It’s that time of year again. Tax filing season. This year the feds are cutting you a small break: Due to a District of Columbia holiday followed by a weekend, personal tax returns are due three days later on April 18. (On the other hand, due to Congress’ December tax changes, those who itemize their deductions can’t begin to file until Feb. 14.)
But you can also do something yourself to make this filing season a little less painful. An array of computer-based programs can help you do your tax returns accurately–cheaply or even for free. Some 60% of individual taxpayers use a paid human preparer. As a result, according to an IRS study, the median income taxpayer shelled out $258 for tax prep in 2007.
But we think both those numbers should be lower. Sure, if you’re on the Forbes 400 list or have offshore bank accounts or multiple holdings of businesses partnerships and S Corps, you’ll likely want or need professional help. (For some advice on hiring a pro, click here .)
But the majority of taxpayers, provided they’ve got the time, patience and computer savvy, can do tax prep themselves. Know that when it comes to taxes, do-it-yourself is not for everyone and can’t be done the old-fashioned way–with blank copies of the actual forms and instructions, a pencil, a good eraser and maybe a calculator. Despite all the talk over the years of tax simplification, the truth is that pretty much the opposite has happened (leading the National Taxpayer Advocate to designate growing complexity as the biggest problem facing individual taxpayers .)
One reason not to do any but the simplest return by hand is that many of the numbers to be entered on your 1040 and its schedules depend on other numbers whose values can change as you complete the return. At a minimum you’ll need some computer firepower to do all these cascading calculations and recalculations. (Paid preparers couldn’t cope without software, either.) Form 6251. for calculating the dreaded alternative minimum tax, has 54 steps. Schedule D for capital gains and losses has 22 steps.
No wonder that according to the IRS’ own studies, just 8% of taxpayers did their returns without benefit of a pro or software in 2008, down from 28% in 2000.
If do-it-yourself software is not for you and you’re broke, one option–used by 3% of taxpayers in 2008–is to take advantage of the free human-based tax help out there. The IRS oversees two such initiatives. the Volunteer Income Tax Assistance Program and the Tax Counseling for the Elderly Program. The AARP foundation runs AARP Tax-Aide, with volunteers at 6,500 locations across the country.

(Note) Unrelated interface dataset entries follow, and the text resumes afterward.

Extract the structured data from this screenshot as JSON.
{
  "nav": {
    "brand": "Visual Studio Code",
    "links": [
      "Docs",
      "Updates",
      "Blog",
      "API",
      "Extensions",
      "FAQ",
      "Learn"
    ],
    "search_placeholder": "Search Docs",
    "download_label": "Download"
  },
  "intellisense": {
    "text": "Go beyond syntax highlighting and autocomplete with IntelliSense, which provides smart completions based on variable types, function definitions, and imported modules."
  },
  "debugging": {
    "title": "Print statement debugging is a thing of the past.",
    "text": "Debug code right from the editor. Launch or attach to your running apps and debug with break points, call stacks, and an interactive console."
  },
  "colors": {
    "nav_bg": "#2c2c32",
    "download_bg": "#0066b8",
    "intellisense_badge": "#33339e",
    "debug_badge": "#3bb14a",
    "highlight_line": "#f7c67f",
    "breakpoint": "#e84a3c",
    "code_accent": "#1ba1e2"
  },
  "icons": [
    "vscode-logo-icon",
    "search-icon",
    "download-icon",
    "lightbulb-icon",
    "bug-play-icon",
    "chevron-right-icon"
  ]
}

In addition, many
law schools and legal services organizations offer tax-help clinics; ask around. If you don’t have a computer, use one at your local library and Google “free tax help” and your city. And don’t forget to check with the librarians; it’s possible tax help will be available in the same facility.
The three top sources for software tax prep are Intuit’s TurboTax, H&R Block At Home (which used to be called TaxCut) and TaxACT. You can buy them as stand-alone disks, downloadable software, or as a Web-based program used with an Internet connection. There are more than a dozen other tax prep products with names like OnlinetaxPros.com, TaxSlayer, 1040NOW.NET and TaxSimple. Most of them require an Internet hook-up.
Pricing by a single vendor can vary, so it pays to look around. A stand-alone disk of TurboTax Deluxe, which allows you to activate the program for one state, and to electronically file one federal return, lists for $59.99. Does anybody pay that? When we checked, it was selling for $49.99 at Costco or Staples. Some vendors on Amazon.com charge just $41 (and usually with no sales tax or shipping charge). The online version from TurboTax with a state return is $36.95.
But if you have a brokerage or mutual fund account, check with your provider. At Vanguard, downloadable TurboTax Deluxe with a state return is free to Flagship Services and Asset Management Services Clients. Fidelity and TD Ameritrade also offer discounts to customers.
The Internal Revenue Service, which saves money every time a taxpayer files electronically rather than on hard paper, promotes a program called Free File Alliance that offers free tax prep computing from 19 providers. The main requirement is that the taxpayer has an adjusted gross income of $58,000 or less. Good candidates for free prep and filing include anyone who is able to file using the IRS Form 1040EZ.
To access the IRS page, click here.
Besides the income limitation, there are a number of other caveats. Many of the free tax prep vendors have age restrictions. Not every one operates in every state. If you need a particularly obscure form, you may be out of luck. Many, but not all, of the Free File Alliance participants will charge you to do a state tax return. Read the fine print.
Whatever your choice, keep good records of whatever you shell out for tax prep. Such costs are deductible–but with two catches. One, you can only benefit if you itemize and your unreimbursed employee expenses and certain other miscellaneous items (including the tax help) top 2% of your adjusted gross income. Two, you can’t take the deduction for this year’s costs until next year.